• _YOUR TASK_
Repeat the material below exactly, line for line.

[Opening DATA FOR THIS TASK section]

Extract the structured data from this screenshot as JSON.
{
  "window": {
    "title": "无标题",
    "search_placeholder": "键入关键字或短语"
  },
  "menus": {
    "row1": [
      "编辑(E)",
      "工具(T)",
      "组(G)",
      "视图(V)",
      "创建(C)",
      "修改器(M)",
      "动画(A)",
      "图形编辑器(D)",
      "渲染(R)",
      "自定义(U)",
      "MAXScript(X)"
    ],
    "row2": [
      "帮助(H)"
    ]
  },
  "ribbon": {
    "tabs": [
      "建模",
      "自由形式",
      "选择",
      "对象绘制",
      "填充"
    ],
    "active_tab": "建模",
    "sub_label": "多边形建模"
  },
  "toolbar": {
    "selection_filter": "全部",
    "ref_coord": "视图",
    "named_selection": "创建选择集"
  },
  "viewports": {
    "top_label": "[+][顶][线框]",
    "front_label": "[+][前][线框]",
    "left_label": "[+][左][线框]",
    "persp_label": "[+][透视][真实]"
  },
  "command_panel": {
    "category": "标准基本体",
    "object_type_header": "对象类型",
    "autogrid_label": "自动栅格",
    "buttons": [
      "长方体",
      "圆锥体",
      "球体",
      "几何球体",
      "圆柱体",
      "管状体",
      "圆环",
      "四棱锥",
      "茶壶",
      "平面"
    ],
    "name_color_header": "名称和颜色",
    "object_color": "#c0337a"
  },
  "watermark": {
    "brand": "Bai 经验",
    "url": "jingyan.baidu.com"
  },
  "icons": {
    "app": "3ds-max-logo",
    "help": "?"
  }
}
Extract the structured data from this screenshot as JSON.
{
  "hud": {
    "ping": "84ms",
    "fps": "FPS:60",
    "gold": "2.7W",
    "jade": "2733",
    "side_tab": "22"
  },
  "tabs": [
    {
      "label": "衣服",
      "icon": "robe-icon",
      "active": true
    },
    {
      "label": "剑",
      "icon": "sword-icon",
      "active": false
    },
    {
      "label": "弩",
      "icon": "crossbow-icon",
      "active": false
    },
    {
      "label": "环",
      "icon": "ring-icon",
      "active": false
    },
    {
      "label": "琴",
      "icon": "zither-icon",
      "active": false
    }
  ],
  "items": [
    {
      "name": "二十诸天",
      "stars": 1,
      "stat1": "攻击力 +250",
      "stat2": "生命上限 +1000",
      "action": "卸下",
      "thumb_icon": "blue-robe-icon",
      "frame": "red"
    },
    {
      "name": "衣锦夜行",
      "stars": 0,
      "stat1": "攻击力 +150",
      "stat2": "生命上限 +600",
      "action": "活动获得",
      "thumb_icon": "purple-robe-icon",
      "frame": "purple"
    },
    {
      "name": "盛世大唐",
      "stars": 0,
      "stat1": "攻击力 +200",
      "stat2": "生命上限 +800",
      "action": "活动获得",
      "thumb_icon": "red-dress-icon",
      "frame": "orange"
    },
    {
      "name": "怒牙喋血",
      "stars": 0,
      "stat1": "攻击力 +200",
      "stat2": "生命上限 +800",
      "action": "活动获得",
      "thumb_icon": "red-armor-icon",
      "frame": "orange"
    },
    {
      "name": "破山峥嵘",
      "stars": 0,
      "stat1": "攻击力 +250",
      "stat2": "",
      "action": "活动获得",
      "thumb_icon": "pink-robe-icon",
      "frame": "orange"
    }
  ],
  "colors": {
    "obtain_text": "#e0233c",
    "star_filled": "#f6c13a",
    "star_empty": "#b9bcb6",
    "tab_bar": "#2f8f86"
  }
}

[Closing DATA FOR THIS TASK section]

• _REPLY_
Extract the structured data from this screenshot as JSON.
{
  "window": {
    "title": "无标题",
    "search_placeholder": "键入关键字或短语"
  },
  "menus": {
    "row1": [
      "编辑(E)",
      "工具(T)",
      "组(G)",
      "视图(V)",
      "创建(C)",
      "修改器(M)",
      "动画(A)",
      "图形编辑器(D)",
      "渲染(R)",
      "自定义(U)",
      "MAXScript(X)"
    ],
    "row2": [
      "帮助(H)"
    ]
  },
  "ribbon": {
    "tabs": [
      "建模",
      "自由形式",
      "选择",
      "对象绘制",
      "填充"
    ],
    "active_tab": "建模",
    "sub_label": "多边形建模"
  },
  "toolbar": {
    "selection_filter": "全部",
    "ref_coord": "视图",
    "named_selection": "创建选择集"
  },
  "viewports": {
    "top_label": "[+][顶][线框]",
    "front_label": "[+][前][线框]",
    "left_label": "[+][左][线框]",
    "persp_label": "[+][透视][真实]"
  },
  "command_panel": {
    "category": "标准基本体",
    "object_type_header": "对象类型",
    "autogrid_label": "自动栅格",
    "buttons": [
      "长方体",
      "圆锥体",
      "球体",
      "几何球体",
      "圆柱体",
      "管状体",
      "圆环",
      "四棱锥",
      "茶壶",
      "平面"
    ],
    "name_color_header": "名称和颜色",
    "object_color": "#c0337a"
  },
  "watermark": {
    "brand": "Bai 经验",
    "url": "jingyan.baidu.com"
  },
  "icons": {
    "app": "3ds-max-logo",
    "help": "?"
  }
}
Extract the structured data from this screenshot as JSON.
{
  "hud": {
    "ping": "84ms",
    "fps": "FPS:60",
    "gold": "2.7W",
    "jade": "2733",
    "side_tab": "22"
  },
  "tabs": [
    {
      "label": "衣服",
      "icon": "robe-icon",
      "active": true
    },
    {
      "label": "剑",
      "icon": "sword-icon",
      "active": false
    },
    {
      "label": "弩",
      "icon": "crossbow-icon",
      "active": false
    },
    {
      "label": "环",
      "icon": "ring-icon",
      "active": false
    },
    {
      "label": "琴",
      "icon": "zither-icon",
      "active": false
    }
  ],
  "items": [
    {
      "name": "二十诸天",
      "stars": 1,
      "stat1": "攻击力 +250",
      "stat2": "生命上限 +1000",
      "action": "卸下",
      "thumb_icon": "blue-robe-icon",
      "frame": "red"
    },
    {
      "name": "衣锦夜行",
      "stars": 0,
      "stat1": "攻击力 +150",
      "stat2": "生命上限 +600",
      "action": "活动获得",
      "thumb_icon": "purple-robe-icon",
      "frame": "purple"
    },
    {
      "name": "盛世大唐",
      "stars": 0,
      "stat1": "攻击力 +200",
      "stat2": "生命上限 +800",
      "action": "活动获得",
      "thumb_icon": "red-dress-icon",
      "frame": "orange"
    },
    {
      "name": "怒牙喋血",
      "stars": 0,
      "stat1": "攻击力 +200",
      "stat2": "生命上限 +800",
      "action": "活动获得",
      "thumb_icon": "red-armor-icon",
      "frame": "orange"
    },
    {
      "name": "破山峥嵘",
      "stars": 0,
      "stat1": "攻击力 +250",
      "stat2": "",
      "action": "活动获得",
      "thumb_icon": "pink-robe-icon",
      "frame": "orange"
    }
  ],
  "colors": {
    "obtain_text": "#e0233c",
    "star_filled": "#f6c13a",
    "star_empty": "#b9bcb6",
    "tab_bar": "#2f8f86"
  }
}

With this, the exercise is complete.